Search the records for lines with the word "caption" and copy each match.
*** RECORDS FOR THIS EXERCISE ***
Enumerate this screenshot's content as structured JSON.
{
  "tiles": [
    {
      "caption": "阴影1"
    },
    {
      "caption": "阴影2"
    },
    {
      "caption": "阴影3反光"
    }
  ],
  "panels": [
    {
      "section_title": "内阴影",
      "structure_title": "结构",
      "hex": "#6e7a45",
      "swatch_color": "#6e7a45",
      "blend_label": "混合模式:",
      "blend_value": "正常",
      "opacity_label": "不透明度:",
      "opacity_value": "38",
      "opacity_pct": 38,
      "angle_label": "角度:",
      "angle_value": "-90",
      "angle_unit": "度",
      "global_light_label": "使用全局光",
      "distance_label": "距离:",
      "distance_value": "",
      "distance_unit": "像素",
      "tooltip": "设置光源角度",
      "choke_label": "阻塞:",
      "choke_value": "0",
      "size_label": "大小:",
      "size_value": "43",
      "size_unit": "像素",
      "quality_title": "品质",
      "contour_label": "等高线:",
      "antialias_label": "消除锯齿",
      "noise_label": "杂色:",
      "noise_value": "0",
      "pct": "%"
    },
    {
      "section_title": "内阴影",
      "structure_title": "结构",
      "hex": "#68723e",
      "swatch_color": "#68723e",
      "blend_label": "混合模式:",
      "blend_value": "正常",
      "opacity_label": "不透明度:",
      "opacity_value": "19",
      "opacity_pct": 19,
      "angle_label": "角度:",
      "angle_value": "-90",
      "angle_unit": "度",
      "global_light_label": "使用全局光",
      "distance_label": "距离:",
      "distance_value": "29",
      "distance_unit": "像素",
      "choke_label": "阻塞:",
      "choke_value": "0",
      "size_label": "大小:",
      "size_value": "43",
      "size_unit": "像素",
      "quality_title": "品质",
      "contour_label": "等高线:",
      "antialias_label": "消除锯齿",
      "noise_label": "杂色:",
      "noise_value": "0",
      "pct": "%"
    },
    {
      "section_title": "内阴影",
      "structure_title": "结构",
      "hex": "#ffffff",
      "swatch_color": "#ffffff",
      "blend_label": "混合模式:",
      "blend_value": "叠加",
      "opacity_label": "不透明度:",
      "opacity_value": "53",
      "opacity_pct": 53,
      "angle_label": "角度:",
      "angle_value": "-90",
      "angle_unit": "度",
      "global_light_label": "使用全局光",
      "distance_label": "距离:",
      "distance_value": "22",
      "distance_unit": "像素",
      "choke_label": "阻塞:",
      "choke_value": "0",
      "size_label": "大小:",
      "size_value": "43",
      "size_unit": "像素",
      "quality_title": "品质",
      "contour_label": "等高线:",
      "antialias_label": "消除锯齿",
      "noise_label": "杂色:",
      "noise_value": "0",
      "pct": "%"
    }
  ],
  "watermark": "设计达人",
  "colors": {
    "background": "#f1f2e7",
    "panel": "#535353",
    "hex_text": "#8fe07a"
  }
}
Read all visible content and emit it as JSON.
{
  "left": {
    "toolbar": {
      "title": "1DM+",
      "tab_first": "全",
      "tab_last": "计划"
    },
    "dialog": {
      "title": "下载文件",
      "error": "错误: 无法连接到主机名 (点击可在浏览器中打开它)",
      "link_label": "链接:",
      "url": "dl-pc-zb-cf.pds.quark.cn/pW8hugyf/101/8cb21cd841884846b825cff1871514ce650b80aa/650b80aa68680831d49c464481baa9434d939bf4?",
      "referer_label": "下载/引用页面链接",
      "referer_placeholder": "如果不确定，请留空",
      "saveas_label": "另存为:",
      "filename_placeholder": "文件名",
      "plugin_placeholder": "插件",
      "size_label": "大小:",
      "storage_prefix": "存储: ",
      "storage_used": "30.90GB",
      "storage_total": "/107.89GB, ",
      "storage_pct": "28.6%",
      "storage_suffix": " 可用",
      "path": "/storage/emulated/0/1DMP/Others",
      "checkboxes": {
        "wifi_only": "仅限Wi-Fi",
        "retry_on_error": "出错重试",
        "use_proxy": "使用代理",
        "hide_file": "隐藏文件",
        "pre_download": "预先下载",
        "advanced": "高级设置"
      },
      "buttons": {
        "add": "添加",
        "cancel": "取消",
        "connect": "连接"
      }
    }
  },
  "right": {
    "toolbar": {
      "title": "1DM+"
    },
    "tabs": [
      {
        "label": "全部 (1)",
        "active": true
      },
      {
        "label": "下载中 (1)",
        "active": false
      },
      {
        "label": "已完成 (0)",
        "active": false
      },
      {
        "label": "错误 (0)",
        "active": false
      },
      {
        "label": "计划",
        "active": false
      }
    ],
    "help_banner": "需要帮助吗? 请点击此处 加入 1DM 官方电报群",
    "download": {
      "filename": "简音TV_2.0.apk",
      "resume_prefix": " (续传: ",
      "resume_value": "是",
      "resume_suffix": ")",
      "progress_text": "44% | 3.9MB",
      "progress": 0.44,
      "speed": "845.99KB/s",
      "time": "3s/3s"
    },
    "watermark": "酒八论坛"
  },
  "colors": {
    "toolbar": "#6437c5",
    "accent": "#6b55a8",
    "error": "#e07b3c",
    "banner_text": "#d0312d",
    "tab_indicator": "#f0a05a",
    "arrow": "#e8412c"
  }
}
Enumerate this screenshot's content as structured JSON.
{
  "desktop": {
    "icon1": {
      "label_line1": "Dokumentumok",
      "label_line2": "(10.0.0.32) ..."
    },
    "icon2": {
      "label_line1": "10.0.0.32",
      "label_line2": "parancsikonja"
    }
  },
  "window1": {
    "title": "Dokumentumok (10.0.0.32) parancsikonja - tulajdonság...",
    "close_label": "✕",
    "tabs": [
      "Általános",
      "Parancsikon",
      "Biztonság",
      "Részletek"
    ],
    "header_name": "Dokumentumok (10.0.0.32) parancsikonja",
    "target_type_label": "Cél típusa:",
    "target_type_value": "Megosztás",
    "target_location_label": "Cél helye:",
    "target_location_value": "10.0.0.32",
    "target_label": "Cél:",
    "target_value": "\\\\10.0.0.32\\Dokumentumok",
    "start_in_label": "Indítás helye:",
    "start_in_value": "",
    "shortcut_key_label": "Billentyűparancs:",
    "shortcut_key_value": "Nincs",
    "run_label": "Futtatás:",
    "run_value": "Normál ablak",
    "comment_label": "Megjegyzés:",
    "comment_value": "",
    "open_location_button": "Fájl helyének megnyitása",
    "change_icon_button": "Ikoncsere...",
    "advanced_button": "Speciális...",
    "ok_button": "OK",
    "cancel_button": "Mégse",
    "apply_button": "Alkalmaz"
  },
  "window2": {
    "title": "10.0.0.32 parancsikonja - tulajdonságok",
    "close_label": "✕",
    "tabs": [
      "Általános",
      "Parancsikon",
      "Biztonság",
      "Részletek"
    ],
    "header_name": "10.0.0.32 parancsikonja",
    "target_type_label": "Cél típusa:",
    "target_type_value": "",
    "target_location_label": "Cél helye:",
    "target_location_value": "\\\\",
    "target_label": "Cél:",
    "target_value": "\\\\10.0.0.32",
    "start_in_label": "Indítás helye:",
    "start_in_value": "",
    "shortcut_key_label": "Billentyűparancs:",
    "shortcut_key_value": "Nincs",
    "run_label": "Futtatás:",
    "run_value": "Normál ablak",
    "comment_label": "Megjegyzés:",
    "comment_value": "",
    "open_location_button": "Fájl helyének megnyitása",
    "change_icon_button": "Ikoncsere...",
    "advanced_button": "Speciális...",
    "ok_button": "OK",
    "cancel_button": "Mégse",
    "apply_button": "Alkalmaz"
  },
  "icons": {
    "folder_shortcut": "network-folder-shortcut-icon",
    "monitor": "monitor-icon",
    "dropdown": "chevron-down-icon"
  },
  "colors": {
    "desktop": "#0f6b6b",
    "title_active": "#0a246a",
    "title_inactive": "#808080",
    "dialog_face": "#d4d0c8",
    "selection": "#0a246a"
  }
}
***
RESULT FOR THIS TASK ::
      "caption": "阴影1"
      "caption": "阴影2"
      "caption": "阴影3反光"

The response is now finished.